- Exercise directions:
Across the whole listing, copy out every line that includes the string "this".

- Extracted records:
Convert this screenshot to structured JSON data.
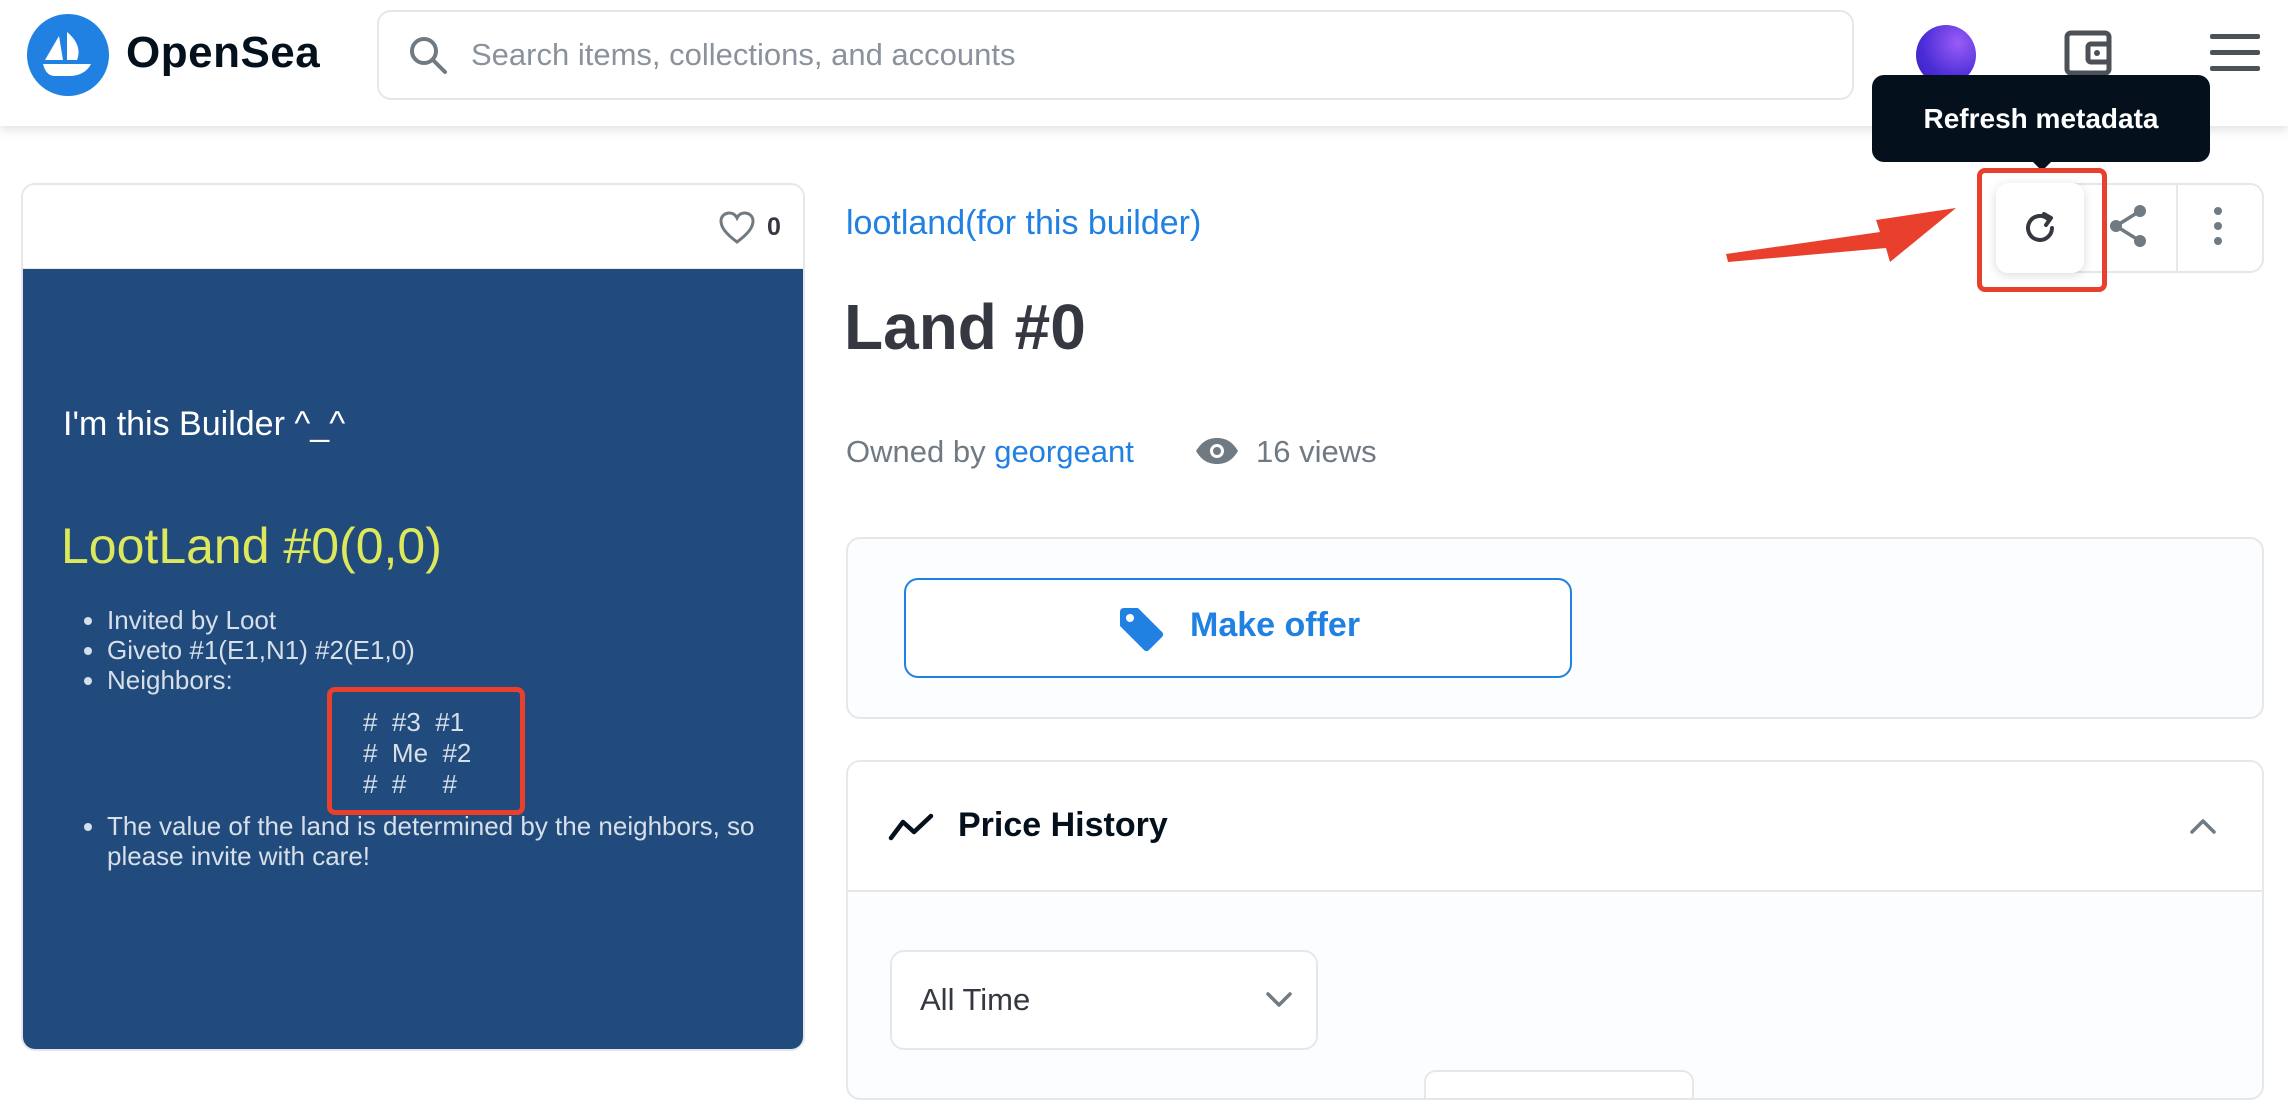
{
  "header": {
    "brand": "OpenSea",
    "search_placeholder": "Search items, collections, and accounts",
    "icons": [
      "opensea-logo-icon",
      "search-icon",
      "wallet-icon",
      "menu-icon"
    ]
  },
  "asset_card": {
    "favorites_count": "0",
    "artwork": {
      "builder_line": "I'm this Builder ^_^",
      "title": "LootLand #0(0,0)",
      "bullets": [
        "Invited by Loot",
        "Giveto #1(E1,N1) #2(E1,0)",
        "Neighbors:"
      ],
      "grid_rows": [
        "#  #3  #1",
        "#  Me  #2",
        "#  #     #"
      ],
      "note": "The value of the land is determined by the neighbors, so please invite with care!",
      "background_color": "#214b7c",
      "title_color": "#dde85a"
    }
  },
  "item": {
    "collection": "lootland(for this builder)",
    "title": "Land #0",
    "owned_by_label": "Owned by",
    "owner": "georgeant",
    "views": "16 views"
  },
  "actions": {
    "tooltip": "Refresh metadata",
    "icons": [
      "refresh-icon",
      "share-icon",
      "more-icon"
    ]
  },
  "offer": {
    "button_label": "Make offer"
  },
  "price_history": {
    "title": "Price History",
    "time_filter": "All Time"
  },
  "colors": {
    "accent": "#2081e2",
    "annotation": "#e8402c",
    "tooltip_bg": "#04111d"
  }
}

- Completed task:
Convert this screenshot to structured JSON data.
      "builder_line": "I'm this Builder ^_^",
    "collection": "lootland(for this builder)",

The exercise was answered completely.